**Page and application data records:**
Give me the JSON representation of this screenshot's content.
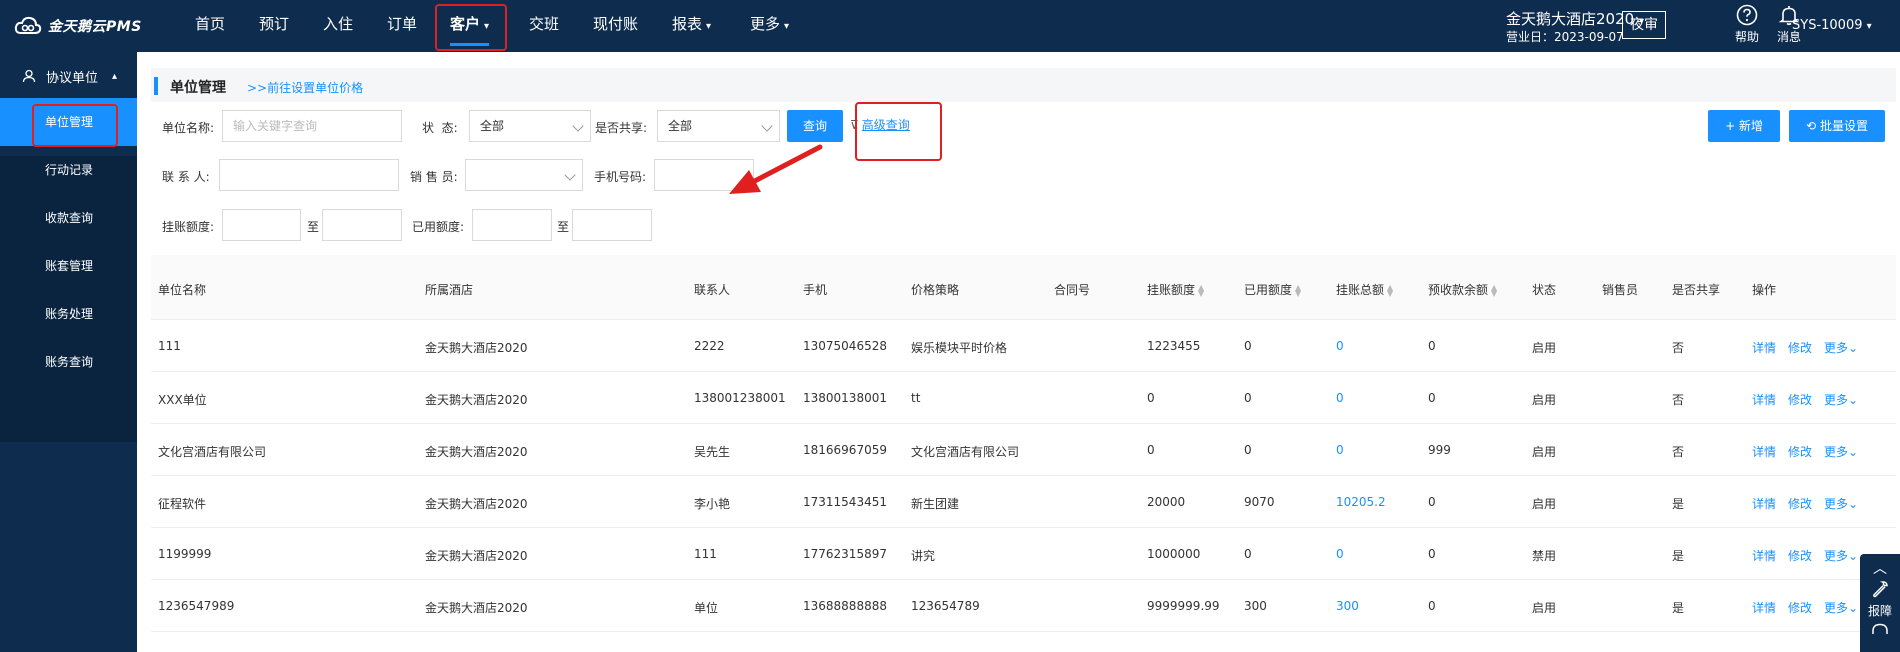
{
  "app": {
    "brand": "金天鹅云PMS"
  },
  "nav": {
    "items": [
      {
        "label": "首页",
        "dropdown": false
      },
      {
        "label": "预订",
        "dropdown": false
      },
      {
        "label": "入住",
        "dropdown": false
      },
      {
        "label": "订单",
        "dropdown": false
      },
      {
        "label": "客户",
        "dropdown": true,
        "active": true
      },
      {
        "label": "交班",
        "dropdown": false
      },
      {
        "label": "现付账",
        "dropdown": false
      },
      {
        "label": "报表",
        "dropdown": true
      },
      {
        "label": "更多",
        "dropdown": true
      }
    ]
  },
  "header": {
    "hotel_name": "金天鹅大酒店2020",
    "business_date": "营业日：2023-09-07",
    "night_audit": "夜审",
    "help": "帮助",
    "messages": "消息",
    "user": "SYS-10009"
  },
  "sidebar": {
    "section": "协议单位",
    "items": [
      {
        "label": "单位管理",
        "active": true
      },
      {
        "label": "行动记录"
      },
      {
        "label": "收款查询"
      },
      {
        "label": "账套管理"
      },
      {
        "label": "账务处理"
      },
      {
        "label": "账务查询"
      }
    ]
  },
  "page": {
    "title": "单位管理",
    "price_link": ">>前往设置单位价格"
  },
  "filters": {
    "unit_name_label": "单位名称:",
    "unit_name_placeholder": "输入关键字查询",
    "status_label": "状  态:",
    "status_value": "全部",
    "shared_label": "是否共享:",
    "shared_value": "全部",
    "query_button": "查询",
    "advanced_query": "高级查询",
    "add_button": "+ 新增",
    "batch_button": "批量设置",
    "contact_label": "联 系 人:",
    "sales_label": "销 售 员:",
    "phone_label": "手机号码:",
    "credit_label": "挂账额度:",
    "to_label": "至",
    "used_label": "已用额度:"
  },
  "table": {
    "headers": [
      "单位名称",
      "所属酒店",
      "联系人",
      "手机",
      "价格策略",
      "合同号",
      "挂账额度",
      "已用额度",
      "挂账总额",
      "预收款余额",
      "状态",
      "销售员",
      "是否共享",
      "操作"
    ],
    "rows": [
      [
        "111",
        "金天鹅大酒店2020",
        "2222",
        "13075046528",
        "娱乐模块平时价格",
        "",
        "1223455",
        "0",
        "0",
        "0",
        "启用",
        "",
        "否"
      ],
      [
        "XXX单位",
        "金天鹅大酒店2020",
        "138001238001",
        "13800138001",
        "tt",
        "",
        "0",
        "0",
        "0",
        "0",
        "启用",
        "",
        "否"
      ],
      [
        "文化宫酒店有限公司",
        "金天鹅大酒店2020",
        "吴先生",
        "18166967059",
        "文化宫酒店有限公司",
        "",
        "0",
        "0",
        "0",
        "999",
        "启用",
        "",
        "否"
      ],
      [
        "征程软件",
        "金天鹅大酒店2020",
        "李小艳",
        "17311543451",
        "新生团建",
        "",
        "20000",
        "9070",
        "10205.2",
        "0",
        "启用",
        "",
        "是"
      ],
      [
        "1199999",
        "金天鹅大酒店2020",
        "111",
        "17762315897",
        "讲究",
        "",
        "1000000",
        "0",
        "0",
        "0",
        "禁用",
        "",
        "是"
      ],
      [
        "1236547989",
        "金天鹅大酒店2020",
        "单位",
        "13688888888",
        "123654789",
        "",
        "9999999.99",
        "300",
        "300",
        "0",
        "启用",
        "",
        "是"
      ]
    ],
    "ops": {
      "detail": "详情",
      "edit": "修改",
      "more": "更多"
    }
  },
  "float_tool": {
    "label": "报障"
  },
  "colors": {
    "nav_bg": "#0e2c4e",
    "accent": "#1890ff",
    "annotation": "#e02020"
  }
}
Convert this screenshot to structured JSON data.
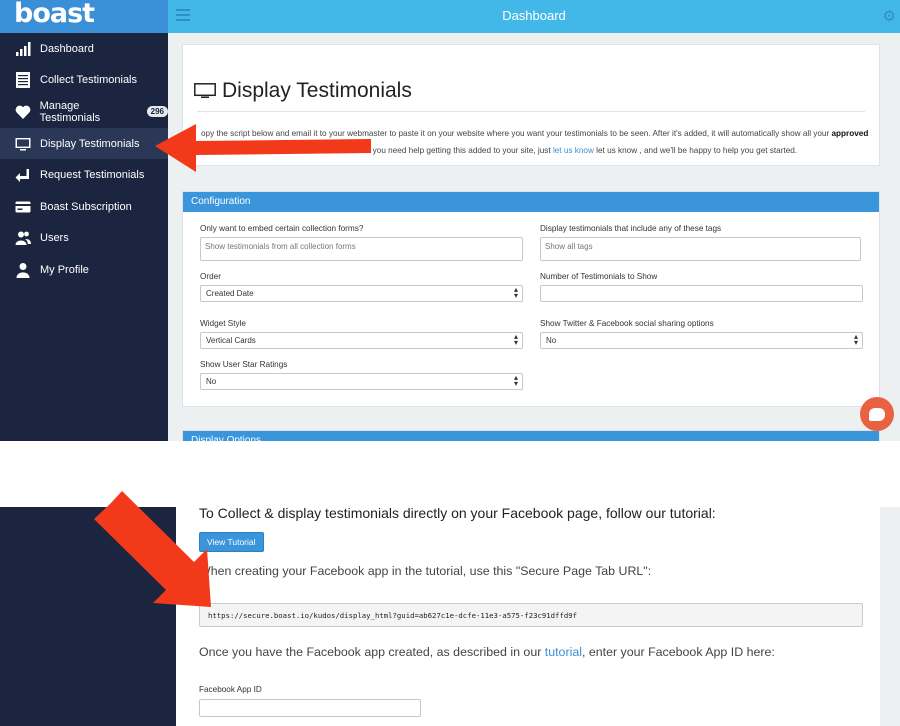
{
  "brand": {
    "logo_text": "boast",
    "color": "#3a8fd6"
  },
  "topbar": {
    "title": "Dashboard",
    "menu_icon": "hamburger-icon",
    "settings_icon": "gear-icon"
  },
  "sidebar": {
    "items": [
      {
        "label": "Dashboard",
        "icon": "bar-chart-icon"
      },
      {
        "label": "Collect Testimonials",
        "icon": "document-icon"
      },
      {
        "label": "Manage Testimonials",
        "icon": "heart-icon",
        "badge": "296"
      },
      {
        "label": "Display Testimonials",
        "icon": "monitor-icon",
        "active": true
      },
      {
        "label": "Request Testimonials",
        "icon": "request-icon"
      },
      {
        "label": "Boast Subscription",
        "icon": "credit-card-icon"
      },
      {
        "label": "Users",
        "icon": "users-icon"
      },
      {
        "label": "My Profile",
        "icon": "user-icon"
      }
    ]
  },
  "page": {
    "title": "Display Testimonials",
    "intro_line1_a": "opy the script below and email it to your webmaster to paste it on your website where you want your testimonials to be seen. After it's added, it will automatically show all your ",
    "intro_line1_b": "approved",
    "intro_line2_a": "hosen. If you need help getting this added to your site, just ",
    "intro_link": "let us know",
    "intro_line2_b": " let us know , and we'll be happy to help you get started."
  },
  "config": {
    "header": "Configuration",
    "collection_label": "Only want to embed certain collection forms?",
    "collection_placeholder": "Show testimonials from all collection forms",
    "tags_label": "Display testimonials that include any of these tags",
    "tags_placeholder": "Show all tags",
    "order_label": "Order",
    "order_value": "Created Date",
    "count_label": "Number of Testimonials to Show",
    "count_value": "",
    "widget_label": "Widget Style",
    "widget_value": "Vertical Cards",
    "social_label": "Show Twitter & Facebook social sharing options",
    "social_value": "No",
    "stars_label": "Show User Star Ratings",
    "stars_value": "No"
  },
  "display_options": {
    "header": "Display Options"
  },
  "facebook": {
    "heading": "To Collect & display testimonials directly on your Facebook page, follow our tutorial:",
    "tutorial_button": "View Tutorial",
    "secure_url_note": "When creating your Facebook app in the tutorial, use this \"Secure Page Tab URL\":",
    "secure_url": "https://secure.boast.io/kudos/display_html?guid=ab627c1e-dcfe-11e3-a575-f23c91dffd9f",
    "app_note_a": "Once you have the Facebook app created, as described in our ",
    "app_note_link": "tutorial",
    "app_note_b": ", enter your Facebook App ID here:",
    "app_id_label": "Facebook App ID",
    "app_id_value": ""
  },
  "colors": {
    "sidebar": "#1c2540",
    "topbar": "#42b8e8",
    "accent": "#3a95db",
    "arrow": "#f23a1b",
    "chat": "#e86242"
  },
  "annotations": {
    "arrow_icon": "red-arrow-icon",
    "chat_icon": "chat-bubble-icon"
  }
}
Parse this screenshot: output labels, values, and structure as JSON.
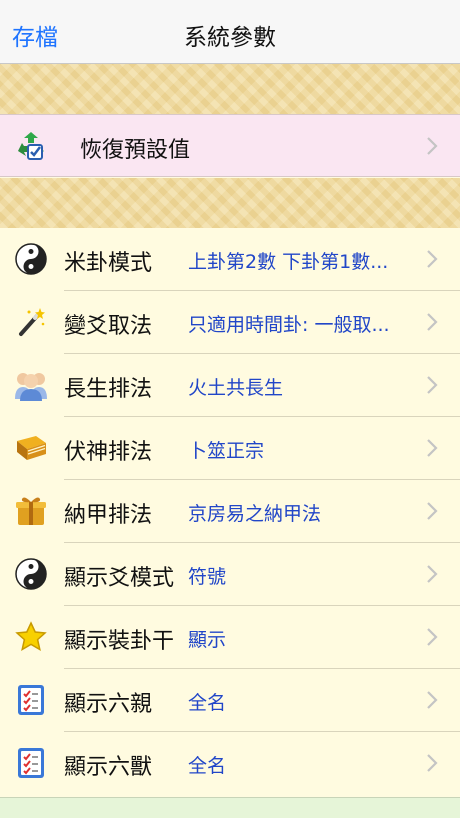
{
  "nav": {
    "left_label": "存檔",
    "title": "系統參數"
  },
  "reset_row": {
    "label": "恢復預設值",
    "icon": "recycle-reset-icon"
  },
  "settings": [
    {
      "label": "米卦模式",
      "value": "上卦第2數 下卦第1數...",
      "icon": "yin-yang-icon"
    },
    {
      "label": "變爻取法",
      "value": "只適用時間卦: 一般取...",
      "icon": "magic-wand-icon"
    },
    {
      "label": "長生排法",
      "value": "火土共長生",
      "icon": "people-icon"
    },
    {
      "label": "伏神排法",
      "value": "卜筮正宗",
      "icon": "book-icon"
    },
    {
      "label": "納甲排法",
      "value": "京房易之納甲法",
      "icon": "gift-box-icon"
    },
    {
      "label": "顯示爻模式",
      "value": "符號",
      "icon": "yin-yang-icon"
    },
    {
      "label": "顯示裝卦干",
      "value": "顯示",
      "icon": "star-icon"
    },
    {
      "label": "顯示六親",
      "value": "全名",
      "icon": "checklist-icon"
    },
    {
      "label": "顯示六獸",
      "value": "全名",
      "icon": "checklist-icon"
    }
  ],
  "colors": {
    "accent": "#1f74ff",
    "value_text": "#2146c8",
    "row_bg": "#fffbe0",
    "reset_bg": "#fae6f2"
  }
}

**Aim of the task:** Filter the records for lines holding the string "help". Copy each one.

**Expected output:**
    "help": "帮助",
    "intro_line2_a": "hosen. If you need help getting this added to your site, just ",
    "intro_line2_b": " let us know , and we'll be happy to help you get started."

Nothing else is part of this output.